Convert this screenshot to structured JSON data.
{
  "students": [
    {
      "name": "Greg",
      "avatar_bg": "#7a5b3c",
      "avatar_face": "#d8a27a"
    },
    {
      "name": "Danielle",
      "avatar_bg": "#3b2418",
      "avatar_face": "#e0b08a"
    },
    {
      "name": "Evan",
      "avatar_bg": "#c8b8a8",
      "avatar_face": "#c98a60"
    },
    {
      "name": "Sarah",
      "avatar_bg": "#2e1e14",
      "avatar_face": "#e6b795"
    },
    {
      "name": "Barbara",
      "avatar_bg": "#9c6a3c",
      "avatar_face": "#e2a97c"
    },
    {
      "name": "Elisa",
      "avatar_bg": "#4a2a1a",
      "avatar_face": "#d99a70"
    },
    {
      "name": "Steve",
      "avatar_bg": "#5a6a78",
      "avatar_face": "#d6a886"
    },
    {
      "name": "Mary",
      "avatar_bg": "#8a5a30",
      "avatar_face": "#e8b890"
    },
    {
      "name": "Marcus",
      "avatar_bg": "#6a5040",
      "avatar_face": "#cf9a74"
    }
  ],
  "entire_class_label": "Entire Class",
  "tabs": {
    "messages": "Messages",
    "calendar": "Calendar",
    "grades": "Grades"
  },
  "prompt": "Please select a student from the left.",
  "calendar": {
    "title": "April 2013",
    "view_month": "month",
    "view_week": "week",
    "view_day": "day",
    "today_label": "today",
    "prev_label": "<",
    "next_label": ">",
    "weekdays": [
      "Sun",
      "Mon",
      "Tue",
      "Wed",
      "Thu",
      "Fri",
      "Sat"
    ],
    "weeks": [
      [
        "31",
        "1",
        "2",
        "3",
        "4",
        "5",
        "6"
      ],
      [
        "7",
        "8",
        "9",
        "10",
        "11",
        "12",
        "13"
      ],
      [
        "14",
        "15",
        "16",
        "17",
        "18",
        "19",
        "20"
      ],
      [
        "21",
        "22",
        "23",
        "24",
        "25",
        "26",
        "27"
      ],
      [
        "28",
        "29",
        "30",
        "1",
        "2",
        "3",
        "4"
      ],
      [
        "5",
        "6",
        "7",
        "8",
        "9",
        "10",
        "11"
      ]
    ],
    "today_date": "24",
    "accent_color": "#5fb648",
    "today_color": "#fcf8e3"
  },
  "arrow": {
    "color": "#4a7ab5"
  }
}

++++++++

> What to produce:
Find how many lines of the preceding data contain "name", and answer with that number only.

> Response to the exercise:
9